TASK GOAL:
Find how many lines in the entries below carry the word "JSON" and answer with only that figure.

Stored dataset items
****************************************
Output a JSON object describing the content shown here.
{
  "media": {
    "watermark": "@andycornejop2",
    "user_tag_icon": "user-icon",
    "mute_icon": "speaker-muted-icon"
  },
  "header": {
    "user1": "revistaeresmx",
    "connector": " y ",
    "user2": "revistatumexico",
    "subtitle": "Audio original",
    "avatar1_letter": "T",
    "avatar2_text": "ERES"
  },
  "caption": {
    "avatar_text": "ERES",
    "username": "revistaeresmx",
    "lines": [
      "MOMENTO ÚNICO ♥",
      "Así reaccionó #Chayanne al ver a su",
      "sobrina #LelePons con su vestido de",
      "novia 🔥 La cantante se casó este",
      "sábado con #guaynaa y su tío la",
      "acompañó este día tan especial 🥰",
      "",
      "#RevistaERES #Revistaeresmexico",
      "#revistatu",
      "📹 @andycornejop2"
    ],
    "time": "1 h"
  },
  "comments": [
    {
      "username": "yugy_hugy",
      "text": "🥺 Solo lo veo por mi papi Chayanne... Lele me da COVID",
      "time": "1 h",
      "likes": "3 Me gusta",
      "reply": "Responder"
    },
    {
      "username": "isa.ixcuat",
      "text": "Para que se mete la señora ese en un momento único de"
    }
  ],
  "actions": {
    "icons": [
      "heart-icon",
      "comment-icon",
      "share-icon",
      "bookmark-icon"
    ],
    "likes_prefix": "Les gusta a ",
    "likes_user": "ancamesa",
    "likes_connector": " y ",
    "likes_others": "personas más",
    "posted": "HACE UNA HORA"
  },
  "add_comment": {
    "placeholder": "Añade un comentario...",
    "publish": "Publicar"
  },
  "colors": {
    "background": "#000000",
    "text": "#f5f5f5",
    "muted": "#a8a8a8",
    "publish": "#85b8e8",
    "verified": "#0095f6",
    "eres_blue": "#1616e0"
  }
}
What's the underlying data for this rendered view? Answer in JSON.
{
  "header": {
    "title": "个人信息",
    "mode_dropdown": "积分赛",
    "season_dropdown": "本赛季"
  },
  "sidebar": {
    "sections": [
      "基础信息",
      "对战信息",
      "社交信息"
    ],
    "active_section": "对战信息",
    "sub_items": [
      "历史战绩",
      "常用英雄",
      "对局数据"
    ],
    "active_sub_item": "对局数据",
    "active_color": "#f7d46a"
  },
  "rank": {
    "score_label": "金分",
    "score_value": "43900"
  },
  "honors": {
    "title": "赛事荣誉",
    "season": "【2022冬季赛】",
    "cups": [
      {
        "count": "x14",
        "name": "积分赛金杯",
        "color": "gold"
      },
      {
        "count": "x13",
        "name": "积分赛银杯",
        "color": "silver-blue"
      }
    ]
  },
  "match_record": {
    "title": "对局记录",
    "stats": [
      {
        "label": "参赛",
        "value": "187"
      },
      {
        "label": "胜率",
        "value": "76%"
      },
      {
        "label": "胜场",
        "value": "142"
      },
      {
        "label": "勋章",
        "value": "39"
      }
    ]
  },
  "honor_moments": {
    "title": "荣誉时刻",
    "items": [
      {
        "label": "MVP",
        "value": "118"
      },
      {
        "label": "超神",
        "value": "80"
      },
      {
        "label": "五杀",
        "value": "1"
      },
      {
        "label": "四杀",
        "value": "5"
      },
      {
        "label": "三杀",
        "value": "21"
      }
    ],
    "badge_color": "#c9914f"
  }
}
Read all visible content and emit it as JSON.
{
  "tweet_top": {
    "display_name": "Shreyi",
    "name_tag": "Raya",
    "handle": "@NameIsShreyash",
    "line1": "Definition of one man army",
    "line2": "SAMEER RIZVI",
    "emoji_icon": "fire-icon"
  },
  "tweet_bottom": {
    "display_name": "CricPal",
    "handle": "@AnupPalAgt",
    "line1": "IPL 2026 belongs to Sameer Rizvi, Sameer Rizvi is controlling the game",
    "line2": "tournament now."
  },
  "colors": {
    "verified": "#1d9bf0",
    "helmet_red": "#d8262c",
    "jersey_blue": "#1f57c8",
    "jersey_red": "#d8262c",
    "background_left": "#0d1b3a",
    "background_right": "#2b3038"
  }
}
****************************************
OUTPUT OF THE EXERCISE:
3